At the end of the war, colonists demanded the return of their property, including slaves, although the British helped many (about 4,000 documented cases) leave the country.
One, Thomas Peters, had run away from slavery in North Carolina to join the British after hearing Dunmore’s proclamation.
He fought throughout the war and at the end, was taken to Nova Scotia with other Loyalists and African Americans who fought for the British.
The British gave the blacks land that could not be farmed and denied them the same freedoms as their white counterparts.
Crispus Attucks, a tradesman of African and Wapanoag descent, was among the first casualties of the Boston Massacre on March 5, 1770, which foreshadowed the Revolutionary War.

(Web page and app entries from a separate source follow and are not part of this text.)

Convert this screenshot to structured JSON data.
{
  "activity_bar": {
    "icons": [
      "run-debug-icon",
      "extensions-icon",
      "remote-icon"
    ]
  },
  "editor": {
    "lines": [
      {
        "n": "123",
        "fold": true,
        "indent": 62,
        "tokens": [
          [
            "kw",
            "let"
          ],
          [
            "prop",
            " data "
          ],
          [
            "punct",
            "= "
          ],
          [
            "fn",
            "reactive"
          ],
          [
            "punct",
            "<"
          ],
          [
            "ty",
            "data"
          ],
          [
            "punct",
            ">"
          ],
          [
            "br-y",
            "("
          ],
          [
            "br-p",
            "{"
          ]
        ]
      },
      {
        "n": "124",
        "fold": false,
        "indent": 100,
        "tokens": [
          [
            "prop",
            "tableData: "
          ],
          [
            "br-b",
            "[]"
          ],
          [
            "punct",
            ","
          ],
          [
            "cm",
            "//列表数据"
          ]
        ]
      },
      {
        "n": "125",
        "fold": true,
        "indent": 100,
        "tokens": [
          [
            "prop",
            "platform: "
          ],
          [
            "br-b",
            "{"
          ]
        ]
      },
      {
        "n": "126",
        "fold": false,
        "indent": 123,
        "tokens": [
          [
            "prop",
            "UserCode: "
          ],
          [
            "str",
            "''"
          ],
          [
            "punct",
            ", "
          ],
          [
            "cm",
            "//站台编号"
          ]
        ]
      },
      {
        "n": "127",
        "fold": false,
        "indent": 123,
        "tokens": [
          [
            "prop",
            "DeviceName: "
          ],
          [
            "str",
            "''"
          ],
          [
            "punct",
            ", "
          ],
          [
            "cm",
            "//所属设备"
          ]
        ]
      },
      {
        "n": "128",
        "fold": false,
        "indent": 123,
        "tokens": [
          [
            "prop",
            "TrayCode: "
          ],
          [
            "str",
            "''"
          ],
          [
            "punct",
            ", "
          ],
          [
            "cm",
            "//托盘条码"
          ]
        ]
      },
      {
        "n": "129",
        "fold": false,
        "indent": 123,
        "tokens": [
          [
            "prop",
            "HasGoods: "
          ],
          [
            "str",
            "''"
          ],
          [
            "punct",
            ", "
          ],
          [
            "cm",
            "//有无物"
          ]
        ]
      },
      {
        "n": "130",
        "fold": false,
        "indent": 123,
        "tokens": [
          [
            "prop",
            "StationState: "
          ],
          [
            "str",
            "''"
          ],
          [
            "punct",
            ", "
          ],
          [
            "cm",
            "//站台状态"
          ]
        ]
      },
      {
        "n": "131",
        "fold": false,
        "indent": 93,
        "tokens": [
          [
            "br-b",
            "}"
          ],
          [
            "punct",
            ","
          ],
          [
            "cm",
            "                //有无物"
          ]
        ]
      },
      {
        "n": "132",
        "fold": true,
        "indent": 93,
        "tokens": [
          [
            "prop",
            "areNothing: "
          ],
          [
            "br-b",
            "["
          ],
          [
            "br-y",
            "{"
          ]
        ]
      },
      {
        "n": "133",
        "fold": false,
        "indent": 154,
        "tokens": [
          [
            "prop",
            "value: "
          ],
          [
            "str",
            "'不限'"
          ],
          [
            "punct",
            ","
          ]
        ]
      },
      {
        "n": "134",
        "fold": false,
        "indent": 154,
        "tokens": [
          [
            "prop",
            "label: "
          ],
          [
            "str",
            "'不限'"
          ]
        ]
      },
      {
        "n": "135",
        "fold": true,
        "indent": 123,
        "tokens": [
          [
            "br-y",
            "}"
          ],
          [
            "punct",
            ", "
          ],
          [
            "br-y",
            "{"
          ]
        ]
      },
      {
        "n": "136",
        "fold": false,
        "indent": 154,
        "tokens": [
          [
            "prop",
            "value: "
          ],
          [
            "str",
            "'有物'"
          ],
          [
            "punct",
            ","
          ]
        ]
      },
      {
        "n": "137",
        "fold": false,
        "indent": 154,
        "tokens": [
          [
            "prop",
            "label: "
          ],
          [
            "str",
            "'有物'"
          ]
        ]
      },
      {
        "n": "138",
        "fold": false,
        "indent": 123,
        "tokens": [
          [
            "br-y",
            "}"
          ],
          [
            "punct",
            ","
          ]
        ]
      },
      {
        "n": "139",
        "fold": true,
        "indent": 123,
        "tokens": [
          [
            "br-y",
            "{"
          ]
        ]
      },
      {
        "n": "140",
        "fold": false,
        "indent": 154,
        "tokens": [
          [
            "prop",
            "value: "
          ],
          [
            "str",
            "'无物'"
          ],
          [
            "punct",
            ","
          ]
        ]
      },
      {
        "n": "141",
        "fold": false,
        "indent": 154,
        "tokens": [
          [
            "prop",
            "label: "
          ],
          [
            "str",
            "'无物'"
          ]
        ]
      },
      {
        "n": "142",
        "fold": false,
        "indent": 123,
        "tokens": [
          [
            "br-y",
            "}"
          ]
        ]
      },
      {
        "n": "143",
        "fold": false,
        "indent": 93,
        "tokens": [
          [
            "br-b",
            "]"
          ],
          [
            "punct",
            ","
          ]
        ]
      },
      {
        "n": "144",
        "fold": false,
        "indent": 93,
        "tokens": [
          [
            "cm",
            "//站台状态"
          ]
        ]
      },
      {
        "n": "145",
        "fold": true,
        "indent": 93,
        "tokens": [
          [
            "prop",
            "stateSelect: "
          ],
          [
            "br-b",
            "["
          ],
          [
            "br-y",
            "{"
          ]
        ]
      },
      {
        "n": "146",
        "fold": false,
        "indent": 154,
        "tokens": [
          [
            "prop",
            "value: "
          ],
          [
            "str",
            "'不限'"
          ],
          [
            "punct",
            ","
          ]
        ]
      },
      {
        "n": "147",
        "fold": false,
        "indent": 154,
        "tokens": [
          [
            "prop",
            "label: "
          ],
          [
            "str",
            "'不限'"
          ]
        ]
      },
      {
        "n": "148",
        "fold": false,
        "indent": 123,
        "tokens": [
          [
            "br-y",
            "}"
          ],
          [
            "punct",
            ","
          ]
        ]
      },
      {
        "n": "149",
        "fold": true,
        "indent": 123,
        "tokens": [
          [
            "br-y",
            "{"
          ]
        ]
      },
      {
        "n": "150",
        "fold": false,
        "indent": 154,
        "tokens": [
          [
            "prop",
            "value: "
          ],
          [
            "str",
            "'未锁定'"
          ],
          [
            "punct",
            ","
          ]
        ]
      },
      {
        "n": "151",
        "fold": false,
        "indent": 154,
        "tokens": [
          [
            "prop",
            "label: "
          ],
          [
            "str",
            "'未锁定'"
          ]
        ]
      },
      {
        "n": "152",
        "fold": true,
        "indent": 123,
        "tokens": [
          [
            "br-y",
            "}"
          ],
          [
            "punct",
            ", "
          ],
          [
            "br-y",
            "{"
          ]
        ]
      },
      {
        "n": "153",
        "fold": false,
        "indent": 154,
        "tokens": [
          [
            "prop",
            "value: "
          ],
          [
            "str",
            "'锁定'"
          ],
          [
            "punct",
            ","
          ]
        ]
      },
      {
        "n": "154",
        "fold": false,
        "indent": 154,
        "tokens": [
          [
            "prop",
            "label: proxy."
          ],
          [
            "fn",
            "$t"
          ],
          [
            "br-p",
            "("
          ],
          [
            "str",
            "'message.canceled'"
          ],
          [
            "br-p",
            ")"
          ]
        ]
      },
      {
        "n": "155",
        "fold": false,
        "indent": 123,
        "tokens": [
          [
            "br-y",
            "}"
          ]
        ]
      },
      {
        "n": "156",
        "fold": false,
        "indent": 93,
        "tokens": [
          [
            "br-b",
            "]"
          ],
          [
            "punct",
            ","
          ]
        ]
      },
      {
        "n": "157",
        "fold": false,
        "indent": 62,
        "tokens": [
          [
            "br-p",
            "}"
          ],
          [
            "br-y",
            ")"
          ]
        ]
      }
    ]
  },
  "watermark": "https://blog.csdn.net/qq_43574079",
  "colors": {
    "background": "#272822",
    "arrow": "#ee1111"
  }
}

Attucks and four others killed during the Massacre were all hailed as heroes and buried in Boston’s Granary Burying Ground, which contains the graves of other notables, including John Hancock, a signer of the Declaration of Independence.Blacks Patriots fought in the Revolutionary War alongside their white neighbors, about 5,000 total, including Prince Hall, who hoped to improve their white’s perception of their capabilities.When George Washington took command of the Continental Army in 1775, he recommended to the Continental Congress, which agreed, that freed African Americans should no longer be recruited into the army.The black press was instrumental in documenting black history and giving voice to blacks, who were, at best, ignored in the larger press. Established in 1827 by two freed black men in New York, Presbyterian minister Samuel Cornish and John B.Russwurm—the first black man to graduate from college—the paper reported on current events and contained editorials against slavery, lynchings, and other injustices.Many states already barred blacks, Native Americans, and other groups from joining their militias since it implied their inclusion as citizens in the young nation; a militia represented “the people in arms” and conferred the right to bear arms and receive military training.Freed blacks who were already in the army were allowed to continue fighting; some African Americans, like Agrippa Hull, fought in the war for over six years.In response, they formed their own society, culture, and religious practices as best they could.Some slaves ran away or organized rebellions, most of which were brutally put down.By November 1777, the manpower required to continue the war forced a reversal in the policy of exclusion and the Congress authorized the enlistment of any Negro, the term used at the time, be he free or slave. Free men of color were accepted if they had prior military experience (January 1776) and later (January 1777) recruitment was extended to all free blacks.Among Southern states, only Maryland permitted black troops to serve, so the story of black troops in the Continental Army was that of northern blacks almost exclusively.